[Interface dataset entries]
———
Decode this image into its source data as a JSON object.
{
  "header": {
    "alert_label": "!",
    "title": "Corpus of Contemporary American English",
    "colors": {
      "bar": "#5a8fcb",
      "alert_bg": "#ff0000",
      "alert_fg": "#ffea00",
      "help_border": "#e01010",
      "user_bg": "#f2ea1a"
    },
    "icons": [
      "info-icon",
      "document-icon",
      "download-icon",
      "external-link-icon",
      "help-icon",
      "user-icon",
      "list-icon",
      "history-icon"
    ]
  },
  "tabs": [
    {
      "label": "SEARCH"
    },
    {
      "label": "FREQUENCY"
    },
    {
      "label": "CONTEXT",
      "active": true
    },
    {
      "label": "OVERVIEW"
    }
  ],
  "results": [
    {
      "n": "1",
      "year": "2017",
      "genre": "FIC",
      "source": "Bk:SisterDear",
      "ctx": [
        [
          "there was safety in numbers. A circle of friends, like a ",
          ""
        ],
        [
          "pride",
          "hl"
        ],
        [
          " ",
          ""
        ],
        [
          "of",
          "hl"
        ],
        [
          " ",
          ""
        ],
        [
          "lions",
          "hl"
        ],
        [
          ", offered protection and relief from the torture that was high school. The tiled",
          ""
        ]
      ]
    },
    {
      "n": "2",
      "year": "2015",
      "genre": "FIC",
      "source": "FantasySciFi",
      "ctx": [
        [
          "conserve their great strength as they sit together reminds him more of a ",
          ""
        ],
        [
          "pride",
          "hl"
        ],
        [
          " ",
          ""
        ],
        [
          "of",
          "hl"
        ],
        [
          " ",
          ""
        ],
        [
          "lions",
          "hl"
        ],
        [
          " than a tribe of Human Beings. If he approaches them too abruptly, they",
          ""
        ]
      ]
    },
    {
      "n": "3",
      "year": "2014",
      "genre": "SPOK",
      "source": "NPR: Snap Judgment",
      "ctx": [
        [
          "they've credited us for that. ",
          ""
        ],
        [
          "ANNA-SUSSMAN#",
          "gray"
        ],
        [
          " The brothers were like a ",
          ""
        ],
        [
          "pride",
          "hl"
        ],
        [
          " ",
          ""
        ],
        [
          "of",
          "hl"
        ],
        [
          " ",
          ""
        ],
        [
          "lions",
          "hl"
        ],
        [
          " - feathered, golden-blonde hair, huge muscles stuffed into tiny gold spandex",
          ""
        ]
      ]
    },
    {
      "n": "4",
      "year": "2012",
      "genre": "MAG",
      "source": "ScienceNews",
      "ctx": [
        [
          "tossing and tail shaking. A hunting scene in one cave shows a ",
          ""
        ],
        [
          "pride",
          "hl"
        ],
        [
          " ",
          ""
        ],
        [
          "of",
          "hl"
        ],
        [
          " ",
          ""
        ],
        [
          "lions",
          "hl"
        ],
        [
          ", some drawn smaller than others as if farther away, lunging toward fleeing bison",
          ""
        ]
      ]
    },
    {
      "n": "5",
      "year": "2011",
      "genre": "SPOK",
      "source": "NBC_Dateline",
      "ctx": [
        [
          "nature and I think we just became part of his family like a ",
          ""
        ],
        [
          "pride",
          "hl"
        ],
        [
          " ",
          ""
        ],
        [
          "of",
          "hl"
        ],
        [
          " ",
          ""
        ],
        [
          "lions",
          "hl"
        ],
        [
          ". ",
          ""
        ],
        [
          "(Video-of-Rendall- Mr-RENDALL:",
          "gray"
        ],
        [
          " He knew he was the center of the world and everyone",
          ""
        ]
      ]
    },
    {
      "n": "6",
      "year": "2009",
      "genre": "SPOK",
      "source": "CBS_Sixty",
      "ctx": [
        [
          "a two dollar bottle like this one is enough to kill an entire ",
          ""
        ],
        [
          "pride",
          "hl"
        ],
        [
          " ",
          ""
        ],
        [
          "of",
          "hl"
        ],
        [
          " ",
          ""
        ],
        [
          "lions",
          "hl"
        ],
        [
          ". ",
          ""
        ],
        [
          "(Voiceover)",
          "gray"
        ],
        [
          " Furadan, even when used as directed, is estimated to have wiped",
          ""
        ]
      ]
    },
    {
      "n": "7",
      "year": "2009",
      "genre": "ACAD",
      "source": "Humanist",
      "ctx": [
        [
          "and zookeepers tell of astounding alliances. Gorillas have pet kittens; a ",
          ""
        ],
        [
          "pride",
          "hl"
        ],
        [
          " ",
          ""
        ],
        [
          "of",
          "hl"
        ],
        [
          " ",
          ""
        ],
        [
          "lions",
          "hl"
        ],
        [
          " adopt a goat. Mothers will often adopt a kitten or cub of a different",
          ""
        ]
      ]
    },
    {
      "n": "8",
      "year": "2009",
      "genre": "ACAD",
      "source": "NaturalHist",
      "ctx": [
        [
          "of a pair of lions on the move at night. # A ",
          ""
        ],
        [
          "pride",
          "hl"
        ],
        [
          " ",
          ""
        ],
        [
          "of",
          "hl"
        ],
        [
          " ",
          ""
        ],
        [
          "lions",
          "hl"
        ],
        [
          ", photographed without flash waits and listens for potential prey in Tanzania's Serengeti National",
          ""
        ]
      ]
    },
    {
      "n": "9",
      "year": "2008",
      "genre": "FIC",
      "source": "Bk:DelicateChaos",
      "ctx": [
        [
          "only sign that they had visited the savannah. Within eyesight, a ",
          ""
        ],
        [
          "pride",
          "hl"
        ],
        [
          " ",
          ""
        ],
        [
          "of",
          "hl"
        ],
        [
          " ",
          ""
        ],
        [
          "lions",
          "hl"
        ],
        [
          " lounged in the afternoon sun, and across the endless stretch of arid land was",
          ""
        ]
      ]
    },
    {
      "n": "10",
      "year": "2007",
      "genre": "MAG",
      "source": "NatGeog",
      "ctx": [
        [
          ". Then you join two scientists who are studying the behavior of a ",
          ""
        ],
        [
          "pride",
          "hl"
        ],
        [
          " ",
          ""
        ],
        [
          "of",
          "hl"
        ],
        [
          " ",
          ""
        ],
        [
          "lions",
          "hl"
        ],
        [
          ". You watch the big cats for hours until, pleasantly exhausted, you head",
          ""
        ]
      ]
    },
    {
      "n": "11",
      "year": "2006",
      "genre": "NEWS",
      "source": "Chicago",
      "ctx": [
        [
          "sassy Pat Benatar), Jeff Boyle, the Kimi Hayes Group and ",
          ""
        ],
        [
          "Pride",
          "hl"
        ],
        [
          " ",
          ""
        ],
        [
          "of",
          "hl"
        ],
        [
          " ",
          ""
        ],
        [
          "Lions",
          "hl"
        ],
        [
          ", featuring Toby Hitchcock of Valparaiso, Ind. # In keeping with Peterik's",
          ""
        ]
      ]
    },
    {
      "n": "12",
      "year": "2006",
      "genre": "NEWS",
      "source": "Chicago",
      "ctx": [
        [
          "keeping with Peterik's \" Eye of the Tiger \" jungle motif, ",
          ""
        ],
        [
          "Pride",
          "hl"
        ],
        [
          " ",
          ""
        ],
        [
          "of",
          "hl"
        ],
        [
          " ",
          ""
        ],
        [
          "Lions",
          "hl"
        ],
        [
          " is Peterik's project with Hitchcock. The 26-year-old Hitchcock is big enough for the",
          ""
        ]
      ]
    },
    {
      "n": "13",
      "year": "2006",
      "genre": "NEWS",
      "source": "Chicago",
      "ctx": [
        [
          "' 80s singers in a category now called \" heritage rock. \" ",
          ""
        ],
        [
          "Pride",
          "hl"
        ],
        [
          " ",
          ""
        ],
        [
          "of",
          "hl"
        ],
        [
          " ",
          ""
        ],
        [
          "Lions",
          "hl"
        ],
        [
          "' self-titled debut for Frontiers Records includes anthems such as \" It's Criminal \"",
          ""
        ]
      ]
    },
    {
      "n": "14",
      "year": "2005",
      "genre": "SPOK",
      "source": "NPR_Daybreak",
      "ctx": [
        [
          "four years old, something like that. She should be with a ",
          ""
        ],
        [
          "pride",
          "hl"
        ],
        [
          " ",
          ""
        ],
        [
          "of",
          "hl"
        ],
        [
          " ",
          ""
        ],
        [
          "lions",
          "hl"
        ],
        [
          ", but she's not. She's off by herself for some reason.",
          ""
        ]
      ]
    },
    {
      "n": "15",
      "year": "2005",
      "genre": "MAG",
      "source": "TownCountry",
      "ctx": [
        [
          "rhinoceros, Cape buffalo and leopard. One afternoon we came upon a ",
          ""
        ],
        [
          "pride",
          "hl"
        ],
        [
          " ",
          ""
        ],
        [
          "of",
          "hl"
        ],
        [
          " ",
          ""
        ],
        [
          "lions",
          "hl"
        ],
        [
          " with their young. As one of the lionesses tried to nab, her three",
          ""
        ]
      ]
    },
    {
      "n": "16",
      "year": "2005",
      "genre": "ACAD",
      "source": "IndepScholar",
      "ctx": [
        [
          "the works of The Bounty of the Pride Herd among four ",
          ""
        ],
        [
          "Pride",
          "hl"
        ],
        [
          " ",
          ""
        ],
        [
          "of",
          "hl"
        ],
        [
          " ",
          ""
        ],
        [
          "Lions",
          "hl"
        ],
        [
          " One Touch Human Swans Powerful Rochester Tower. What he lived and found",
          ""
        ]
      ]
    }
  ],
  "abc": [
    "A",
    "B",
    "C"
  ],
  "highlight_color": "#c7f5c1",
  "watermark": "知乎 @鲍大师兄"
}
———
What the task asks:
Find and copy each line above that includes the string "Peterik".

Solved problem:
          ", featuring Toby Hitchcock of Valparaiso, Ind. # In keeping with Peterik's",
          "keeping with Peterik's \" Eye of the Tiger \" jungle motif, ",
          " is Peterik's project with Hitchcock. The 26-year-old Hitchcock is big enough for the",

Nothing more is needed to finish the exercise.